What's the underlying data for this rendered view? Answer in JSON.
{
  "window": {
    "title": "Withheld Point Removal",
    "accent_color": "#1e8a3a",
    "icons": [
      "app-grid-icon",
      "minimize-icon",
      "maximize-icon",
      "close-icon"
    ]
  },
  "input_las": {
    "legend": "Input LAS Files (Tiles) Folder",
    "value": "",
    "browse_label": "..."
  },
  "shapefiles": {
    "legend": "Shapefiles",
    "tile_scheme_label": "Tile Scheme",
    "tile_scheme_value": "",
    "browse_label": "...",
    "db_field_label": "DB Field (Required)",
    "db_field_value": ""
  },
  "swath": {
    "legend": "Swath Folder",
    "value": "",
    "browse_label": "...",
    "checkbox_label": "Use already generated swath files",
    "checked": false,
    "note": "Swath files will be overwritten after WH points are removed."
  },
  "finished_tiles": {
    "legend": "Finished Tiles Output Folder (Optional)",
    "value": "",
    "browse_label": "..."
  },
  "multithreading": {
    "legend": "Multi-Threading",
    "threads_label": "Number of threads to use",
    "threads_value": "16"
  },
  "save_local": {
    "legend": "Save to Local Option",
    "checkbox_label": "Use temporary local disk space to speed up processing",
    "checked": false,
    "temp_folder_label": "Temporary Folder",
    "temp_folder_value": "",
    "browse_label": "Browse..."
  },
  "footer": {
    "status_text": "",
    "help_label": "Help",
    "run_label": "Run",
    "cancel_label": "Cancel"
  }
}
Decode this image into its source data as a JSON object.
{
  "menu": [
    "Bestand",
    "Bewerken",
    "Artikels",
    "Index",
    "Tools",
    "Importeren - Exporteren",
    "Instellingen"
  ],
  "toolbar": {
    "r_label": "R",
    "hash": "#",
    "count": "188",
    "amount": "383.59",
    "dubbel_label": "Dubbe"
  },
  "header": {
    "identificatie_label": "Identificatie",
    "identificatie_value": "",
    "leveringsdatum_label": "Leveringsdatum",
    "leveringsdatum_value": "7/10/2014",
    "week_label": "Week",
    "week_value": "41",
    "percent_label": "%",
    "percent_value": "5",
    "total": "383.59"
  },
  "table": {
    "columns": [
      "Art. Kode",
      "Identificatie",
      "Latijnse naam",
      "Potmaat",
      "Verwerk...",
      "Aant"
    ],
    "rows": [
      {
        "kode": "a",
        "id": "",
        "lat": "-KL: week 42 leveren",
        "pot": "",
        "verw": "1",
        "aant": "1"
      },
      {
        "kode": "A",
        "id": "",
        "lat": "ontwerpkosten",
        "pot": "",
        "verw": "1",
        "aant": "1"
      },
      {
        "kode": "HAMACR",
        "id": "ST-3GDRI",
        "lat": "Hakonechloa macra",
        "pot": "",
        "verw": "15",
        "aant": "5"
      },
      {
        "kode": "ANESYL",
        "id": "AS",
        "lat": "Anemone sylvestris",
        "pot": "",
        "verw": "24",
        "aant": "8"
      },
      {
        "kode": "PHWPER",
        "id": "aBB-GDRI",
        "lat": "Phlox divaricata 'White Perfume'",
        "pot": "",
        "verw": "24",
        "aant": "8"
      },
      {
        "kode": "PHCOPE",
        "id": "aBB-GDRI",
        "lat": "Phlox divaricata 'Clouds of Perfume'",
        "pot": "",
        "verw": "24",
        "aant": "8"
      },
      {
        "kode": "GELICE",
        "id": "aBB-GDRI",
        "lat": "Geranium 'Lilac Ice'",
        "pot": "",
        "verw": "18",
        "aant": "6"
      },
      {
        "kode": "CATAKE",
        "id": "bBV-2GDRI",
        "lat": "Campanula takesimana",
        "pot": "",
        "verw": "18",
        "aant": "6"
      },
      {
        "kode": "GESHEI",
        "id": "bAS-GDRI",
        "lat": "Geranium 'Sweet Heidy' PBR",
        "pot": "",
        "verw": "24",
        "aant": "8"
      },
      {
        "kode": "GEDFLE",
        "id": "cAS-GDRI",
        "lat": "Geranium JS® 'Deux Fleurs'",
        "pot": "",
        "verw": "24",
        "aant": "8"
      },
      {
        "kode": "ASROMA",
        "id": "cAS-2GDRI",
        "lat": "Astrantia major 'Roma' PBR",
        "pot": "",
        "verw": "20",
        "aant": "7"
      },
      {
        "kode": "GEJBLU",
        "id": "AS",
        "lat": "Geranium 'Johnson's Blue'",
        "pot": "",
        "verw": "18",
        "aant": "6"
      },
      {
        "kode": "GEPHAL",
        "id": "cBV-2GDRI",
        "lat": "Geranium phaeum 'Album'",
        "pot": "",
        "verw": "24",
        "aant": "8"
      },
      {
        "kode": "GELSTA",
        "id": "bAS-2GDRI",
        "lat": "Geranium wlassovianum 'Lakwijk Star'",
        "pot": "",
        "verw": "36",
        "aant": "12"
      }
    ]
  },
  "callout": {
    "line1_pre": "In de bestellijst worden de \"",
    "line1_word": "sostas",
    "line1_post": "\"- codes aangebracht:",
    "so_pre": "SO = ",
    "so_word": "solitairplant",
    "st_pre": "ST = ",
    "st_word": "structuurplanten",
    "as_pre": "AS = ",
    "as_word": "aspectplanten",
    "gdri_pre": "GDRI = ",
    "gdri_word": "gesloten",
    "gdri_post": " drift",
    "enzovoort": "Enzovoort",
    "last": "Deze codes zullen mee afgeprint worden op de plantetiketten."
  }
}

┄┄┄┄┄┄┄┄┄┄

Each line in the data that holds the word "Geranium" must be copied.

--- Answer ---
        "lat": "Geranium 'Lilac Ice'",
        "lat": "Geranium 'Sweet Heidy' PBR",
        "lat": "Geranium JS® 'Deux Fleurs'",
        "lat": "Geranium 'Johnson's Blue'",
        "lat": "Geranium phaeum 'Album'",
        "lat": "Geranium wlassovianum 'Lakwijk Star'",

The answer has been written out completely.